Finally, finish off your arms with full range of motion for the last few reps. This tactic can be applied to many single joint exercises to complete your routine.
Cheat Your Reps
Although not as common as partials, cheat reps are another easy way to add more volume into your routine. This involves slightly breaking form at the end of a set to squeeze in a few more reps. For the majority of exercises, especially load-bearing variations like squats and deadlifts, strict form is imperative to prevent injury. However, certain exercises can be altered near fatigue to extend the length of the set and therefore cause a greater muscle breakdown.
Momentum is perhaps the most common method to cheat an exercise at the end of a set. By using a leg drive on a bicep curl, you can squeeze out a few more reps when your arms are already toast. Modifying form is another method to finish out a set with a bang. On reverse flies, bending your elbow rather than keeping your arms straight shortens the lever arm and makes the exercise easier.
Here are a few decent exercises for cheating:

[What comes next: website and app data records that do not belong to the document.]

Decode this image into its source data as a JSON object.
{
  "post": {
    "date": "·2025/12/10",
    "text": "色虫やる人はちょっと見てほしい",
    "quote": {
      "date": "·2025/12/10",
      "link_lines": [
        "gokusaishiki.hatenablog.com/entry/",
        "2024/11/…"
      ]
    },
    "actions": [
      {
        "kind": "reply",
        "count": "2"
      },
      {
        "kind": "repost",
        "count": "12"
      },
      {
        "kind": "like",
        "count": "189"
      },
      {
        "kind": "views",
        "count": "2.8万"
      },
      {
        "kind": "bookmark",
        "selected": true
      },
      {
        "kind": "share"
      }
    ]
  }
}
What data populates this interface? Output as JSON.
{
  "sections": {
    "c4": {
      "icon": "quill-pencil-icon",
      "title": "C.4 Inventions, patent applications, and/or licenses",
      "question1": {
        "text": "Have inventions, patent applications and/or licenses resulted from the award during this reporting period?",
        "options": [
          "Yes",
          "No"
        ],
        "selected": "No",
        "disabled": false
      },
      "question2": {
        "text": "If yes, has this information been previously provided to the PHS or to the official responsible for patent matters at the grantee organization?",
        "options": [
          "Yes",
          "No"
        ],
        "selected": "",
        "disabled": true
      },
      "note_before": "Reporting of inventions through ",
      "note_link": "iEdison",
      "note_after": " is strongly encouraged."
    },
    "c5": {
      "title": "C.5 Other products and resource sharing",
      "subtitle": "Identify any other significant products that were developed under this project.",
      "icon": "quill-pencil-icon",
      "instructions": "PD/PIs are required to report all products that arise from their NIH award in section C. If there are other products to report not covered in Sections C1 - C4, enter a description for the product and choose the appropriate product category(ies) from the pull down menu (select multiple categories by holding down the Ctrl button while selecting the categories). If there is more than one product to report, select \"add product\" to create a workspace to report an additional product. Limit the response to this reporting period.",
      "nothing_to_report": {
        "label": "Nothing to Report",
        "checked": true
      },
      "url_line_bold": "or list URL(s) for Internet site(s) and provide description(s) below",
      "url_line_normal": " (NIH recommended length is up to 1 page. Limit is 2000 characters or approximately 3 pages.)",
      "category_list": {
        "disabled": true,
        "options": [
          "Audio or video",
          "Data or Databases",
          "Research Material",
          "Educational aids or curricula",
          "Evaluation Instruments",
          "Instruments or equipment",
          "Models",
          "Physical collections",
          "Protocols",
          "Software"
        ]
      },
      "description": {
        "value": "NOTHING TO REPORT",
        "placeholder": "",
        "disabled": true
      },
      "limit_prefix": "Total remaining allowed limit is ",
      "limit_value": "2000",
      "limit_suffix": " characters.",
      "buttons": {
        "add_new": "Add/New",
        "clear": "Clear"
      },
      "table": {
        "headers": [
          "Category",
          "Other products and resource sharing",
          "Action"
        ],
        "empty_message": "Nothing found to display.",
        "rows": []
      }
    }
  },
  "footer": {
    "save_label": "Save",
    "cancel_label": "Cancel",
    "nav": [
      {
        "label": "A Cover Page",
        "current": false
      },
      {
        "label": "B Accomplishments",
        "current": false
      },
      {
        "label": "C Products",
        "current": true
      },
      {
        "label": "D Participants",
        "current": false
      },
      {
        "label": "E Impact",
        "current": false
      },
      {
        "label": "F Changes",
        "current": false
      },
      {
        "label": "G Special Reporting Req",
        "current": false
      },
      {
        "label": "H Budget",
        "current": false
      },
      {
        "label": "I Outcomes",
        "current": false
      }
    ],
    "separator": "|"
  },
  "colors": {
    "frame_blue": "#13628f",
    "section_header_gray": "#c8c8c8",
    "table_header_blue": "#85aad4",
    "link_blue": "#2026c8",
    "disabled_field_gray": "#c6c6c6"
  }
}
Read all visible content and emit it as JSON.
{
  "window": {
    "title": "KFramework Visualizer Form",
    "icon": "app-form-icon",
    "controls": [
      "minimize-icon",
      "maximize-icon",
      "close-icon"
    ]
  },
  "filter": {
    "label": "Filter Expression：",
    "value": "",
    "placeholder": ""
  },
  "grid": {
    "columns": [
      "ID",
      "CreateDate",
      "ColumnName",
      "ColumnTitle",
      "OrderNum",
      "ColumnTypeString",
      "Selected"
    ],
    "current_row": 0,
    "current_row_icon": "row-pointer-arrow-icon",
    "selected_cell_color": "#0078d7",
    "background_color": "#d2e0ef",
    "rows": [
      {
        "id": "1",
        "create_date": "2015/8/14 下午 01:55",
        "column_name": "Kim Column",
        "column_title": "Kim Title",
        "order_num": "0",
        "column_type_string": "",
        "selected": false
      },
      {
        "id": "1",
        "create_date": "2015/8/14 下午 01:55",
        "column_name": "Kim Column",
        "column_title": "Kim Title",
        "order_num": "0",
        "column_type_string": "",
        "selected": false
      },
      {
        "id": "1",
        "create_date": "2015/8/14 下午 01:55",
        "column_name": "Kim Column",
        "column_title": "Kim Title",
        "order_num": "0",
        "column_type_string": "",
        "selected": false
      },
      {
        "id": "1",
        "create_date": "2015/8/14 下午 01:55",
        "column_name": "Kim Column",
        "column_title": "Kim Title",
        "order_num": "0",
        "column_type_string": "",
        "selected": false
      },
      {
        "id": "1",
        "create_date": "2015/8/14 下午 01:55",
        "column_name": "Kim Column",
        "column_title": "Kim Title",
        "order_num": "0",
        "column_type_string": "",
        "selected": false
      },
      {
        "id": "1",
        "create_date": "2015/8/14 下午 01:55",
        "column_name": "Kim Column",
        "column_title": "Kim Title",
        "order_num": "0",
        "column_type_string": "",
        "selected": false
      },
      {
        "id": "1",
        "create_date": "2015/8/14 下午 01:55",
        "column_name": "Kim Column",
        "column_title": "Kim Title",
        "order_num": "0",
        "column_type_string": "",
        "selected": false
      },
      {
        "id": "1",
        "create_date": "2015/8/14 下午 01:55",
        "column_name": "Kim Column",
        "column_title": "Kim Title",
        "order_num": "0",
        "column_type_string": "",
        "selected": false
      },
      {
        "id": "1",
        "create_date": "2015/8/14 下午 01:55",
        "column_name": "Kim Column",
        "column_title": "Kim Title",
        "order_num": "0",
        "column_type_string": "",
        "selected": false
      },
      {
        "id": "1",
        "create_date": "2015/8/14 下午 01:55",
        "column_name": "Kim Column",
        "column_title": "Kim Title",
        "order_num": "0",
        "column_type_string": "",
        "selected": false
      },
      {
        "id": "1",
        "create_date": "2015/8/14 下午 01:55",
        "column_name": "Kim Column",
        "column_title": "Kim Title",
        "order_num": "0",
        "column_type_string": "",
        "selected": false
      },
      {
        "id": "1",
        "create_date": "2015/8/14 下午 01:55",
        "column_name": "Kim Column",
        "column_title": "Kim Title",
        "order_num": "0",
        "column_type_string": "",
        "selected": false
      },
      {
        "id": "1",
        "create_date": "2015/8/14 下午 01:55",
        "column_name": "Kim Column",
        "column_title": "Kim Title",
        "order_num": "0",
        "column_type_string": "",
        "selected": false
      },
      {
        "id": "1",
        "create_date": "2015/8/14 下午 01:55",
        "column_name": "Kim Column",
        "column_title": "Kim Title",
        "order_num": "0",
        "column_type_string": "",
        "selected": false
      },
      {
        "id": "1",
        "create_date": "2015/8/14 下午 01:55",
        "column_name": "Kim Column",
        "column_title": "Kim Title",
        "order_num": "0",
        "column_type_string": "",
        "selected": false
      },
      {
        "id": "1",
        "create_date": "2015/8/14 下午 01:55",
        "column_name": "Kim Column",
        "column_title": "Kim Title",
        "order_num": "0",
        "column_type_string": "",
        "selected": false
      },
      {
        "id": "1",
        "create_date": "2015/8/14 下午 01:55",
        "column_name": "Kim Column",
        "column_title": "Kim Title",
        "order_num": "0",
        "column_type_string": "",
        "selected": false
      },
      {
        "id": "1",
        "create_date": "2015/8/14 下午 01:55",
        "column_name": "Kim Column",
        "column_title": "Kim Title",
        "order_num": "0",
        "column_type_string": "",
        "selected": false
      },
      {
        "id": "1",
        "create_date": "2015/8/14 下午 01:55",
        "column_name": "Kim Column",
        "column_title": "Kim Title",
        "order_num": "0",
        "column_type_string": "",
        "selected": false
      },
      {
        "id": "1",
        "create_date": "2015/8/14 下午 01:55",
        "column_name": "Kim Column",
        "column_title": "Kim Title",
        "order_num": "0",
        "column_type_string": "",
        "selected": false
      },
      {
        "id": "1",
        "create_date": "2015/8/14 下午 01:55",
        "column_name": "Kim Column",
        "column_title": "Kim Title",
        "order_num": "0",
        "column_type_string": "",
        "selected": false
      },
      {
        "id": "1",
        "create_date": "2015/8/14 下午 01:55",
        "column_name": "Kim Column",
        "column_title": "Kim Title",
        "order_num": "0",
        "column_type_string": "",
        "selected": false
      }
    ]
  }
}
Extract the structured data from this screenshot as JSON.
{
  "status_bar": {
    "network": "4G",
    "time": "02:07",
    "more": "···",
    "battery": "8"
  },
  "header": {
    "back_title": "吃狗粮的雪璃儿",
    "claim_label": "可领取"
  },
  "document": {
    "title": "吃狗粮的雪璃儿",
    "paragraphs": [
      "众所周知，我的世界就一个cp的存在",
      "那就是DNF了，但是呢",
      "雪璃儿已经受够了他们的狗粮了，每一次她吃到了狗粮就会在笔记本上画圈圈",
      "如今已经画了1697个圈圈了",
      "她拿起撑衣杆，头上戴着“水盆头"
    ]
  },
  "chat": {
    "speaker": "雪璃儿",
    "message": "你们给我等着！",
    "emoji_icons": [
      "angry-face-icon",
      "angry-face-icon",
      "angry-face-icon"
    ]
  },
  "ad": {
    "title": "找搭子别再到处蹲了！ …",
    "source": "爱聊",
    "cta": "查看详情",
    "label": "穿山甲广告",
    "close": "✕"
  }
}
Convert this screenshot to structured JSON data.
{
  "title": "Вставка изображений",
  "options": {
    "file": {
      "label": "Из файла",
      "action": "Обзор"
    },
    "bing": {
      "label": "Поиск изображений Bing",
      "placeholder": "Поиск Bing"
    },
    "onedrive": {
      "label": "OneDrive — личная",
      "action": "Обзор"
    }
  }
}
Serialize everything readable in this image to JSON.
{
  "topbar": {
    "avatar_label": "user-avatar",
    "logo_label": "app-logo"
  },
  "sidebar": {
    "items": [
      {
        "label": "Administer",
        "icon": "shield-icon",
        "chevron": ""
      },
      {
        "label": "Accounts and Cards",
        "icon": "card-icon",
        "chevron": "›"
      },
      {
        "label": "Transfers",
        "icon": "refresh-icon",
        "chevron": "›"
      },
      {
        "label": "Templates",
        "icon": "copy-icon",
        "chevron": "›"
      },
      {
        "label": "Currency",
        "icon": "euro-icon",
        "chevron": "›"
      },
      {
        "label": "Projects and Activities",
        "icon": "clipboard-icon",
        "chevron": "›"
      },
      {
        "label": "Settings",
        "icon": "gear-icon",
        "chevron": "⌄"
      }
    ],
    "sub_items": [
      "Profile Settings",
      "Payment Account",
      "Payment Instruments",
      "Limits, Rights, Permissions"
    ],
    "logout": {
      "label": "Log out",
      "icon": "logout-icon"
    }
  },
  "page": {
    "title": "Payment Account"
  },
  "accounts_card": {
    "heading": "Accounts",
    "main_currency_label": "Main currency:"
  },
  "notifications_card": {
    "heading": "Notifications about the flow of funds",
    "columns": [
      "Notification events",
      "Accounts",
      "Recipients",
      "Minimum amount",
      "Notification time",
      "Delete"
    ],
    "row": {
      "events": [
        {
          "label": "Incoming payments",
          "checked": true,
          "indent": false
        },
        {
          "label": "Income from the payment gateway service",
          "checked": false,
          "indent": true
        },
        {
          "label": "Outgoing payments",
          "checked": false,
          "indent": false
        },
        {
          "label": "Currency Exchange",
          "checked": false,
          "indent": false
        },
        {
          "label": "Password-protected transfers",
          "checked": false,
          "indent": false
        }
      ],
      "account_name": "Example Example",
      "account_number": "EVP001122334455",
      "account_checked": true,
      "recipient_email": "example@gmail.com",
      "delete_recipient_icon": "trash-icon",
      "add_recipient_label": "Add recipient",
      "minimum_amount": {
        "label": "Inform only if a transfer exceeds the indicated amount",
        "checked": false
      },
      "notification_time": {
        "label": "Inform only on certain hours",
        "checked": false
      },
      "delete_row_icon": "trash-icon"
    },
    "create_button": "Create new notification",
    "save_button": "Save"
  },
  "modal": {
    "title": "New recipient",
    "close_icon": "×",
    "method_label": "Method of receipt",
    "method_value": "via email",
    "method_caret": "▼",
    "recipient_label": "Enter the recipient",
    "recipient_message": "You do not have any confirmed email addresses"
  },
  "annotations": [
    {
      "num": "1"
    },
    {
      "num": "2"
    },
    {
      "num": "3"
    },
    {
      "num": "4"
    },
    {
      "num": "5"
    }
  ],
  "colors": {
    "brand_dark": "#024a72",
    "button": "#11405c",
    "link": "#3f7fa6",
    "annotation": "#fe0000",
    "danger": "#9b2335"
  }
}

Leg Press – lifters can use their hand on their knees to help grind out a few more reps.
Seated Rows – Use some momentum out of the stretched position to finish the set strong.
Reverse Fly – Bend your elbows to reduce the strain and squeak out some more volume.
Dumbbell Curls – Use a slight swinging motion towards the end of the set. Avoid overarching your back. Instead, keep your stomach in tight throughout the entire exercise.
Overhead Press – This isn’t so much cheating as it is switching exercise. Maintain your form but switch from a traditional shoulder press to a push press, using your legs to drive the weight up. Make sure you keep your core engaged and stay in a proper back position.
Always stick with proper form on the following:
Squats - with a load on your back, cheating your way through reps probably isn’t the smartest thing to do.
Deadlifts - avoid bouncing the weight off the ground. Instead, let the barbell rest on the ground and reset your body position before lifting again.
Bench Press - resist the urge to bounce the bar off of your chest in order to squeeze out a few reps. Keep the motion controlled at all times.
Pull-ups - avoid swinging yourself up at the end of a set. Some individuals can sneak by without getting hurt, but putting additional torque on the shoulder when it’s fatigued isn’t generally a good idea.
Straight-Leg Deadlifts/Hamstring Curls - since these movements overload the hamstrings to such a great deal, cheating on reps isn’t a good idea. Exploding out of the stretched position is asking for injury. It’s important to note that cheat reps are extremely advanced and should not be used by younger trainees.
To prevent injury and keep lifters healthy, these methods must be applied carefully. Only use these cheat techniques on one exercise per session. Throw them in at the end of your workout to finish strong. While the above techniques break form slightly, avoid pushing yourself past the limits of safety. When used sparingly cheat reps can be a terrific way to gain size and increase the intensity of your workouts.